TASK DIRECTIONS — In full and exactly, please return the records, but keep out the pictures.

(Data entries)
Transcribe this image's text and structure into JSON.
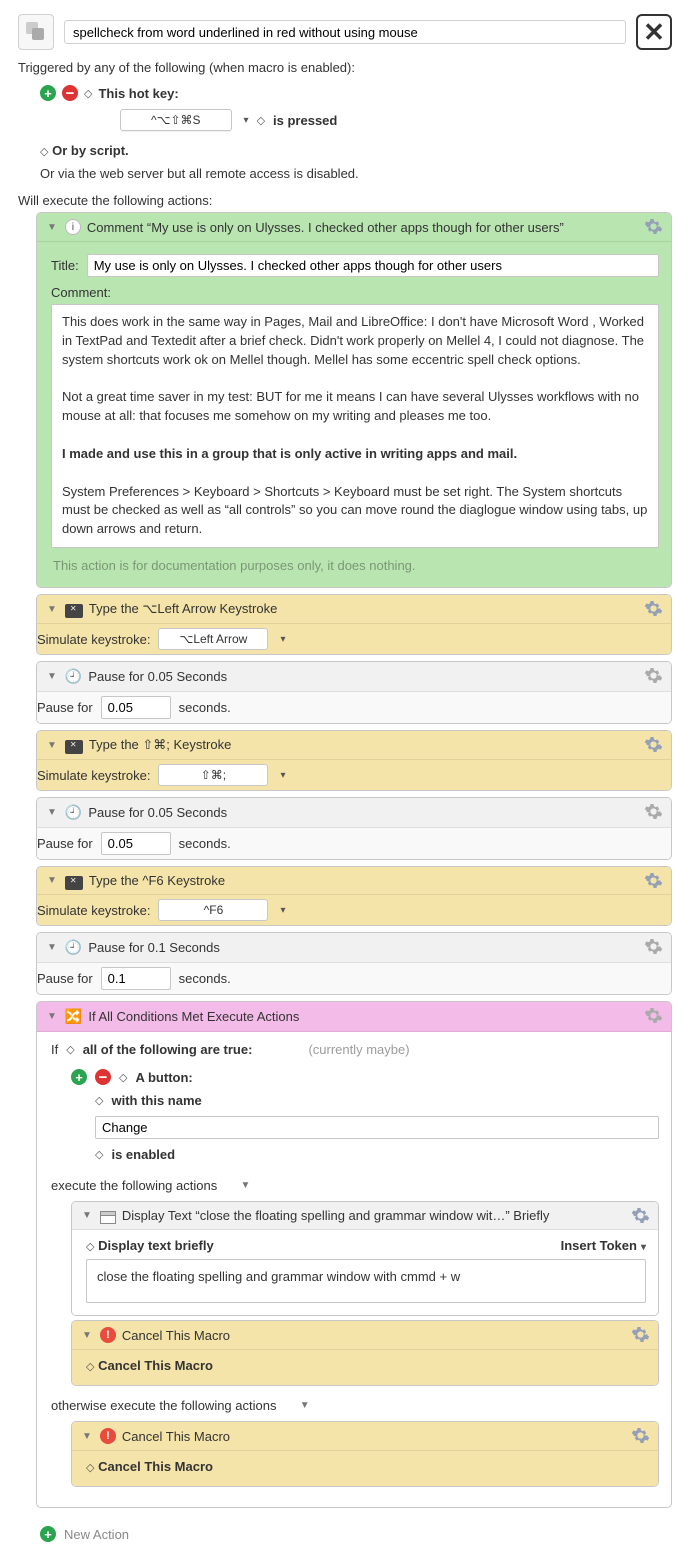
{
  "macro": {
    "name": "spellcheck from word underlined in red without using mouse",
    "triggered_by": "Triggered by any of the following (when macro is enabled):",
    "hot_key_label": "This hot key:",
    "hot_key_combo": "^⌥⇧⌘S",
    "is_pressed": "is pressed",
    "or_by_script": "Or by script.",
    "via_web": "Or via the web server but all remote access is disabled.",
    "will_execute": "Will execute the following actions:"
  },
  "comment_action": {
    "header": "Comment “My use is only on Ulysses. I checked other apps though for other users”",
    "title_label": "Title:",
    "title_value": "My use is only on Ulysses. I checked other apps though for other users",
    "comment_label": "Comment:",
    "p1": "This does work in the same way in Pages, Mail and LibreOffice: I don't have Microsoft Word , Worked in TextPad and Textedit after a brief check. Didn't work properly on Mellel 4, I could not diagnose. The system shortcuts work ok on Mellel though. Mellel has some eccentric spell check options.",
    "p2": "Not a great time saver in my test: BUT for me it means I can have several Ulysses workflows with no mouse at all: that focuses me somehow on my writing and pleases me too.",
    "p3": "I made and use this in a group that is only active in writing apps and mail.",
    "p4": "System Preferences > Keyboard > Shortcuts > Keyboard must be set right. The System shortcuts must be checked as well as “all controls” so you can move round the diaglogue window using tabs, up down arrows and return.",
    "doc_note": "This action is for documentation purposes only, it does nothing."
  },
  "type1": {
    "header": "Type the ⌥Left Arrow Keystroke",
    "sim_label": "Simulate keystroke:",
    "key": "⌥Left Arrow"
  },
  "pause1": {
    "header": "Pause for 0.05 Seconds",
    "label": "Pause for",
    "value": "0.05",
    "unit": "seconds."
  },
  "type2": {
    "header": "Type the ⇧⌘; Keystroke",
    "sim_label": "Simulate keystroke:",
    "key": "⇧⌘;"
  },
  "pause2": {
    "header": "Pause for 0.05 Seconds",
    "label": "Pause for",
    "value": "0.05",
    "unit": "seconds."
  },
  "type3": {
    "header": "Type the ^F6 Keystroke",
    "sim_label": "Simulate keystroke:",
    "key": "^F6"
  },
  "pause3": {
    "header": "Pause for 0.1 Seconds",
    "label": "Pause for",
    "value": "0.1",
    "unit": "seconds."
  },
  "if_action": {
    "header": "If All Conditions Met Execute Actions",
    "if_label": "If",
    "all_true": "all of the following are true:",
    "status": "(currently maybe)",
    "a_button": "A button:",
    "with_name": "with this name",
    "button_name": "Change",
    "is_enabled": "is enabled",
    "execute_label": "execute the following actions",
    "display_header": "Display Text “close the floating spelling and grammar window wit…” Briefly",
    "display_label": "Display text briefly",
    "insert_token": "Insert Token",
    "display_text": "close the floating spelling and grammar window with cmmd + w",
    "cancel1_header": "Cancel This Macro",
    "cancel1_body": "Cancel This Macro",
    "otherwise": "otherwise execute the following actions",
    "cancel2_header": "Cancel This Macro",
    "cancel2_body": "Cancel This Macro"
  },
  "new_action": "New Action"
}
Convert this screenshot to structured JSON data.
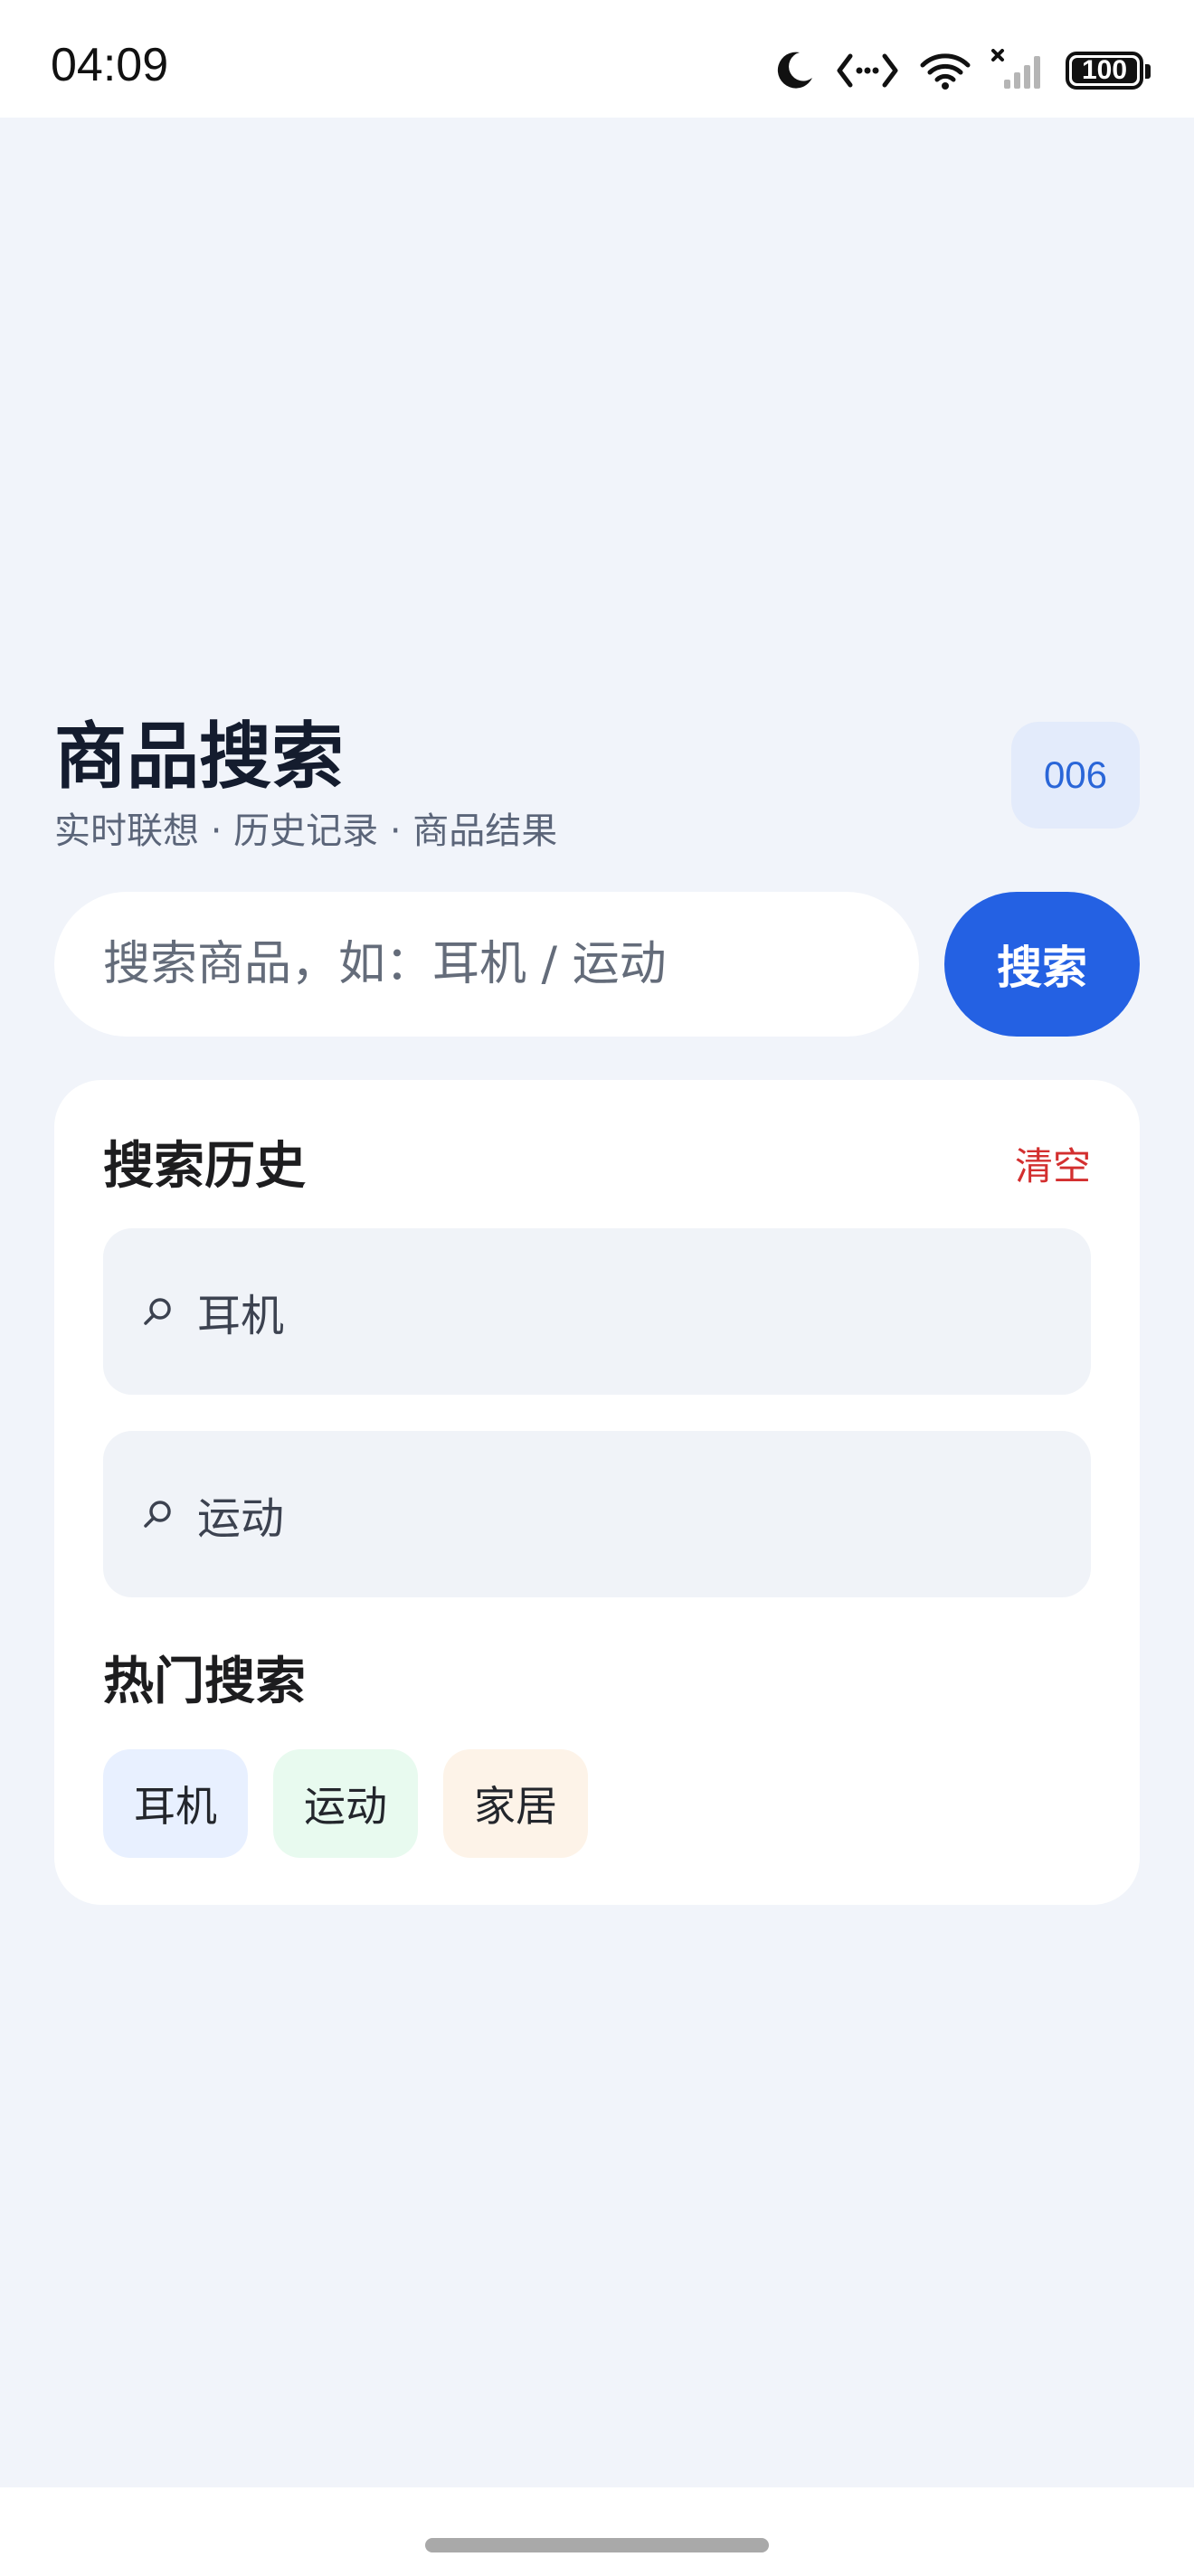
{
  "status_bar": {
    "time": "04:09",
    "battery": "100",
    "icons": [
      "moon-icon",
      "code-icon",
      "wifi-icon",
      "signal-icon",
      "battery-icon"
    ]
  },
  "header": {
    "title": "商品搜索",
    "subtitle": "实时联想 · 历史记录 · 商品结果",
    "count_badge": "006"
  },
  "search": {
    "placeholder": "搜索商品，如：耳机 / 运动",
    "value": "",
    "button_label": "搜索"
  },
  "history": {
    "title": "搜索历史",
    "clear_label": "清空",
    "items": [
      {
        "icon": "search-icon",
        "label": "耳机"
      },
      {
        "icon": "search-icon",
        "label": "运动"
      }
    ]
  },
  "hot": {
    "title": "热门搜索",
    "tags": [
      {
        "label": "耳机",
        "color": "#e8f0ff"
      },
      {
        "label": "运动",
        "color": "#e8faef"
      },
      {
        "label": "家居",
        "color": "#fdf3e8"
      }
    ]
  },
  "colors": {
    "accent": "#2461e3",
    "danger": "#d32f2f",
    "background": "#f1f4fa"
  }
}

TASK OUTPUT —
Transcribe this image's text and structure into JSON.
{
  "macro": {
    "name": "spellcheck from word underlined in red without using mouse",
    "triggered_by": "Triggered by any of the following (when macro is enabled):",
    "hot_key_label": "This hot key:",
    "hot_key_combo": "^⌥⇧⌘S",
    "is_pressed": "is pressed",
    "or_by_script": "Or by script.",
    "via_web": "Or via the web server but all remote access is disabled.",
    "will_execute": "Will execute the following actions:"
  },
  "comment_action": {
    "header": "Comment “My use is only on Ulysses. I checked other apps though for other users”",
    "title_label": "Title:",
    "title_value": "My use is only on Ulysses. I checked other apps though for other users",
    "comment_label": "Comment:",
    "p1": "This does work in the same way in Pages, Mail and LibreOffice: I don't have Microsoft Word , Worked in TextPad and Textedit after a brief check. Didn't work properly on Mellel 4, I could not diagnose. The system shortcuts work ok on Mellel though. Mellel has some eccentric spell check options.",
    "p2": "Not a great time saver in my test: BUT for me it means I can have several Ulysses workflows with no mouse at all: that focuses me somehow on my writing and pleases me too.",
    "p3": "I made and use this in a group that is only active in writing apps and mail.",
    "p4": "System Preferences > Keyboard > Shortcuts > Keyboard must be set right. The System shortcuts must be checked as well as “all controls” so you can move round the diaglogue window using tabs, up down arrows and return.",
    "doc_note": "This action is for documentation purposes only, it does nothing."
  },
  "type1": {
    "header": "Type the ⌥Left Arrow Keystroke",
    "sim_label": "Simulate keystroke:",
    "key": "⌥Left Arrow"
  },
  "pause1": {
    "header": "Pause for 0.05 Seconds",
    "label": "Pause for",
    "value": "0.05",
    "unit": "seconds."
  },
  "type2": {
    "header": "Type the ⇧⌘; Keystroke",
    "sim_label": "Simulate keystroke:",
    "key": "⇧⌘;"
  },
  "pause2": {
    "header": "Pause for 0.05 Seconds",
    "label": "Pause for",
    "value": "0.05",
    "unit": "seconds."
  },
  "type3": {
    "header": "Type the ^F6 Keystroke",
    "sim_label": "Simulate keystroke:",
    "key": "^F6"
  },
  "pause3": {
    "header": "Pause for 0.1 Seconds",
    "label": "Pause for",
    "value": "0.1",
    "unit": "seconds."
  },
  "if_action": {
    "header": "If All Conditions Met Execute Actions",
    "if_label": "If",
    "all_true": "all of the following are true:",
    "status": "(currently maybe)",
    "a_button": "A button:",
    "with_name": "with this name",
    "button_name": "Change",
    "is_enabled": "is enabled",
    "execute_label": "execute the following actions",
    "display_header": "Display Text “close the floating spelling and grammar window wit…” Briefly",
    "display_label": "Display text briefly",
    "insert_token": "Insert Token",
    "display_text": "close the floating spelling and grammar window with cmmd + w",
    "cancel1_header": "Cancel This Macro",
    "cancel1_body": "Cancel This Macro",
    "otherwise": "otherwise execute the following actions",
    "cancel2_header": "Cancel This Macro",
    "cancel2_body": "Cancel This Macro"
  },
  "new_action": "New Action"
}
Convert this screenshot to structured JSON data.
{
  "status_bar": {
    "time": "04:09",
    "battery": "100",
    "icons": [
      "moon-icon",
      "code-icon",
      "wifi-icon",
      "signal-icon",
      "battery-icon"
    ]
  },
  "header": {
    "title": "商品搜索",
    "subtitle": "实时联想 · 历史记录 · 商品结果",
    "count_badge": "006"
  },
  "search": {
    "placeholder": "搜索商品，如：耳机 / 运动",
    "value": "",
    "button_label": "搜索"
  },
  "history": {
    "title": "搜索历史",
    "clear_label": "清空",
    "items": [
      {
        "icon": "search-icon",
        "label": "耳机"
      },
      {
        "icon": "search-icon",
        "label": "运动"
      }
    ]
  },
  "hot": {
    "title": "热门搜索",
    "tags": [
      {
        "label": "耳机",
        "color": "#e8f0ff"
      },
      {
        "label": "运动",
        "color": "#e8faef"
      },
      {
        "label": "家居",
        "color": "#fdf3e8"
      }
    ]
  },
  "colors": {
    "accent": "#2461e3",
    "danger": "#d32f2f",
    "background": "#f1f4fa"
  }
}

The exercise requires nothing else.